- Opening Delimiter -

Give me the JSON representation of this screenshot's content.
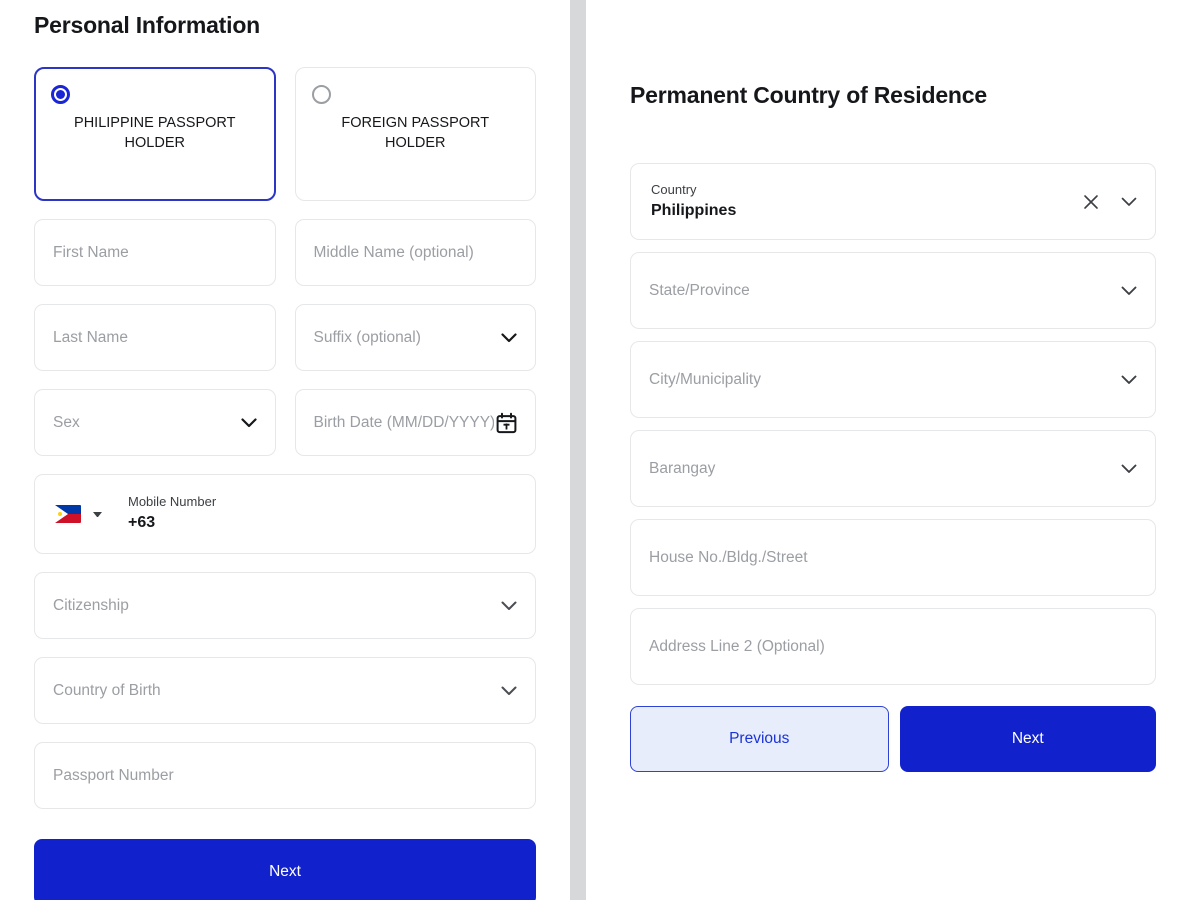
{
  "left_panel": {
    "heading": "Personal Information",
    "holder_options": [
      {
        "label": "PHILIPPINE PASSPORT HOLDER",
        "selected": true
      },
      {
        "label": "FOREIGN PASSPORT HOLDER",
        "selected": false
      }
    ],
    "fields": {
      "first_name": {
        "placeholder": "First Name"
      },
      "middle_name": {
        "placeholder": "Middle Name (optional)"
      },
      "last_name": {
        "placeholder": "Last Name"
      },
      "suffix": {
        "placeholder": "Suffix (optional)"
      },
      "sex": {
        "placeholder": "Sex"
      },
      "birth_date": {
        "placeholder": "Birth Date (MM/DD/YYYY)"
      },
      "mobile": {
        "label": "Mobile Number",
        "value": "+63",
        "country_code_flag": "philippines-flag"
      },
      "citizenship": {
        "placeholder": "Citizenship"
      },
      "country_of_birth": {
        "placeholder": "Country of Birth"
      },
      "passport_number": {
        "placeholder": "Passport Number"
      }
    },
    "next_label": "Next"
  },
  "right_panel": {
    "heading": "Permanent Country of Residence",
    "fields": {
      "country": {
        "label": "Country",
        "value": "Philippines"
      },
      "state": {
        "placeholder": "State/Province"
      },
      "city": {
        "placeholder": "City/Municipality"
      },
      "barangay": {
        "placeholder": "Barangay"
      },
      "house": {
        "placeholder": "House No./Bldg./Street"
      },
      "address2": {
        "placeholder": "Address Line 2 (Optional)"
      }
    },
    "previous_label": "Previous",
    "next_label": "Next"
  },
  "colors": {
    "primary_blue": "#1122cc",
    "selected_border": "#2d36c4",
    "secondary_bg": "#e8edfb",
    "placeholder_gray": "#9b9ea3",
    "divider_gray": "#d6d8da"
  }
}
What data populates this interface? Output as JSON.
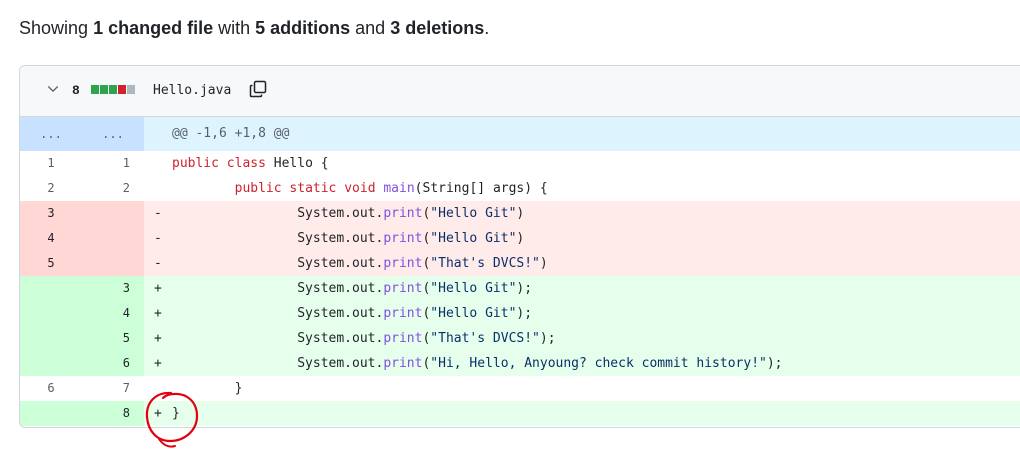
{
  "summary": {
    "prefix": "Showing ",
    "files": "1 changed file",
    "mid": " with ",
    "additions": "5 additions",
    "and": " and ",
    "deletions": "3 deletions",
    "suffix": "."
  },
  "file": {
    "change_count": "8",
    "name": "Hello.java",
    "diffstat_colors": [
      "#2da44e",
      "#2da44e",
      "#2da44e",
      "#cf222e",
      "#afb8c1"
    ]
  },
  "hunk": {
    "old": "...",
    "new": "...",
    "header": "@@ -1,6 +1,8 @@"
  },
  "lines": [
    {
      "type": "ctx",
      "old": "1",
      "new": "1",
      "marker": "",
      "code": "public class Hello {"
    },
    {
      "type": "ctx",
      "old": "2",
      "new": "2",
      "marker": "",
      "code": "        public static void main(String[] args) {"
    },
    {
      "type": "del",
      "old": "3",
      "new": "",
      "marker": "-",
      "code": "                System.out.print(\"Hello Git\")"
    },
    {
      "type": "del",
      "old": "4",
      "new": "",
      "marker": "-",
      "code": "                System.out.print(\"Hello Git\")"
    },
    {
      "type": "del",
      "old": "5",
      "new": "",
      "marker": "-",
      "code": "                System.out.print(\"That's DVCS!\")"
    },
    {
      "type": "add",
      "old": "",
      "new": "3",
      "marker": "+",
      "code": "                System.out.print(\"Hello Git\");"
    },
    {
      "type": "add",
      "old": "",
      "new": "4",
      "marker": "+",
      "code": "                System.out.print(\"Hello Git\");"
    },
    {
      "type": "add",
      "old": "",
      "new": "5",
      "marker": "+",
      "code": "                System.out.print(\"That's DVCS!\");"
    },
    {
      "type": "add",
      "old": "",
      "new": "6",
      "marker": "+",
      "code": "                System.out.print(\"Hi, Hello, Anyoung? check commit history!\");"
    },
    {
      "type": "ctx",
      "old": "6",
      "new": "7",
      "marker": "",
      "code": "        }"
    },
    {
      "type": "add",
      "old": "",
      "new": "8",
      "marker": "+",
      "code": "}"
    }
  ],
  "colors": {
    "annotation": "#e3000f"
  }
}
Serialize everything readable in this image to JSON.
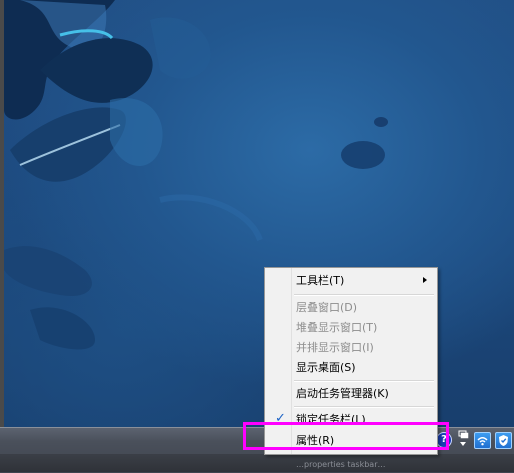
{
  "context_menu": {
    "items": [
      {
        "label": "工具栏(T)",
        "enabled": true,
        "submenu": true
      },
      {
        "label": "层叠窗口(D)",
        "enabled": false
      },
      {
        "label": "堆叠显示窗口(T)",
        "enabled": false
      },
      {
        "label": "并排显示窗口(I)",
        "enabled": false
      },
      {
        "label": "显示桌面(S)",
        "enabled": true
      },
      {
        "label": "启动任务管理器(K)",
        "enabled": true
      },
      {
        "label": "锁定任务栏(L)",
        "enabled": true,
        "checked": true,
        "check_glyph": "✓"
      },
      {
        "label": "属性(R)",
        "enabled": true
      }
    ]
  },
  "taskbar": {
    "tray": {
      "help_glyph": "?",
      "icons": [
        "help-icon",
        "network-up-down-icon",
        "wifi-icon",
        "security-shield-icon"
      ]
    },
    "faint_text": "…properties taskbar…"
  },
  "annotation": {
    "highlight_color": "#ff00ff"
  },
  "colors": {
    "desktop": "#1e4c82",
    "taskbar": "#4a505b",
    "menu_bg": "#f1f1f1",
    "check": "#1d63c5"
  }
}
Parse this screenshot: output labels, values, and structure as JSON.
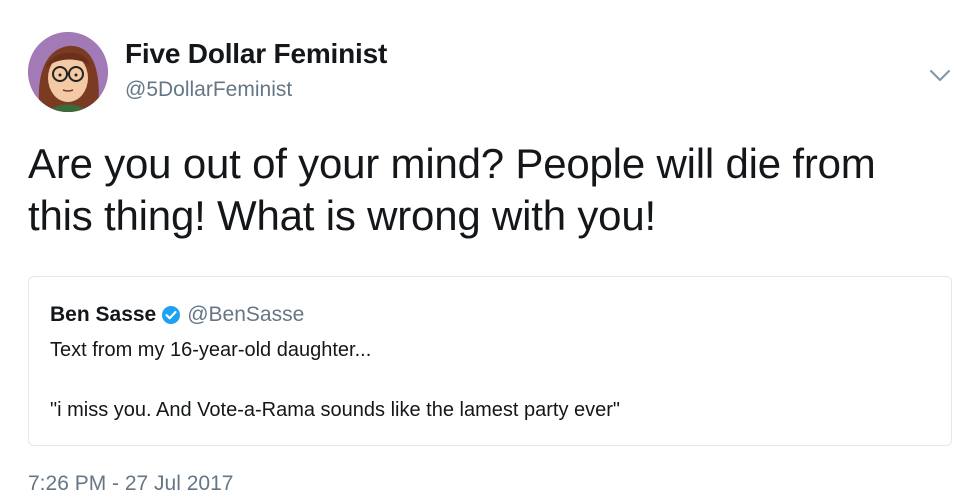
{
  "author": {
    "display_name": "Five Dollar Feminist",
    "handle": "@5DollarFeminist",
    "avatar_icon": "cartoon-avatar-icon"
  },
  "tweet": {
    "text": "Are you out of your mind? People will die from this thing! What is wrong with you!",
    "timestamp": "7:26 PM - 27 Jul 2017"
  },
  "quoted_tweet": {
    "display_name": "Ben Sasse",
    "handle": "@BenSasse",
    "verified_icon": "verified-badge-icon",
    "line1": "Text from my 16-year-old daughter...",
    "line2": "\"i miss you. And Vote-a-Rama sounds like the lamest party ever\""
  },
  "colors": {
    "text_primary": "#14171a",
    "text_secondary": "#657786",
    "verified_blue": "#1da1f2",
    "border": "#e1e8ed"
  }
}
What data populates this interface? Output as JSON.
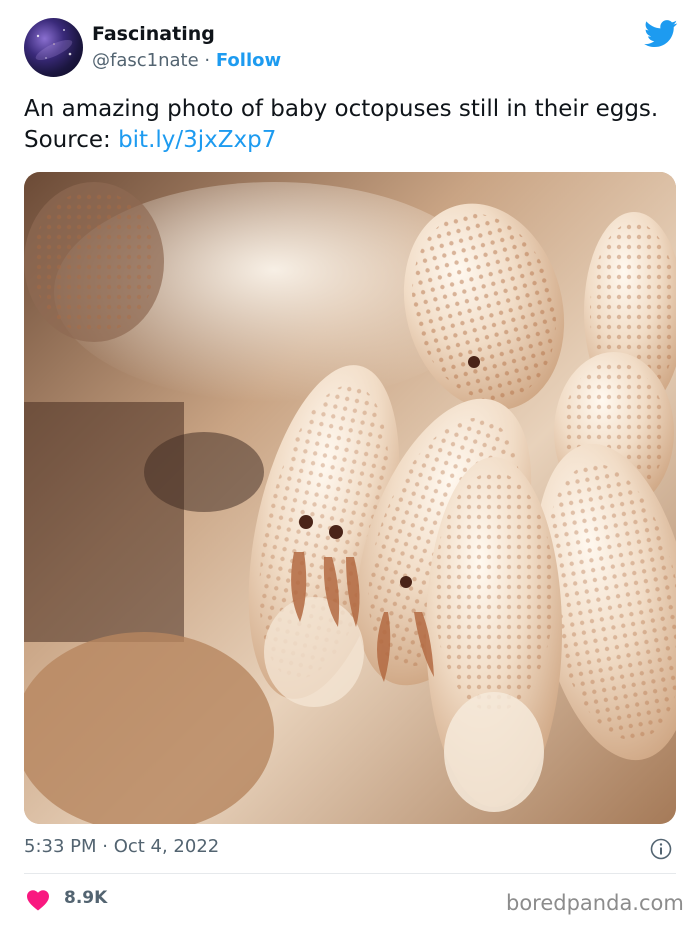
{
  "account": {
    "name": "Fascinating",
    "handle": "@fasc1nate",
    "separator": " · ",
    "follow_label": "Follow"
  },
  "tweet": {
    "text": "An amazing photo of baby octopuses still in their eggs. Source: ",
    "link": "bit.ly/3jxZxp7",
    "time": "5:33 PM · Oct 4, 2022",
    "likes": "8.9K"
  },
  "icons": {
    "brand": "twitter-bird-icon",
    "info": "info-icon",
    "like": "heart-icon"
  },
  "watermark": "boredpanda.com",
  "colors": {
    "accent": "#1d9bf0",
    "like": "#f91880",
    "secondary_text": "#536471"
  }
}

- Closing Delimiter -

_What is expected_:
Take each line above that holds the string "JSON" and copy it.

_Your response_:
Give me the JSON representation of this screenshot's content.
What data populates this interface? Output as JSON.
Serialize everything readable in this image to JSON.
Parse this screenshot: output labels, values, and structure as JSON.
What data populates this interface? Output as JSON.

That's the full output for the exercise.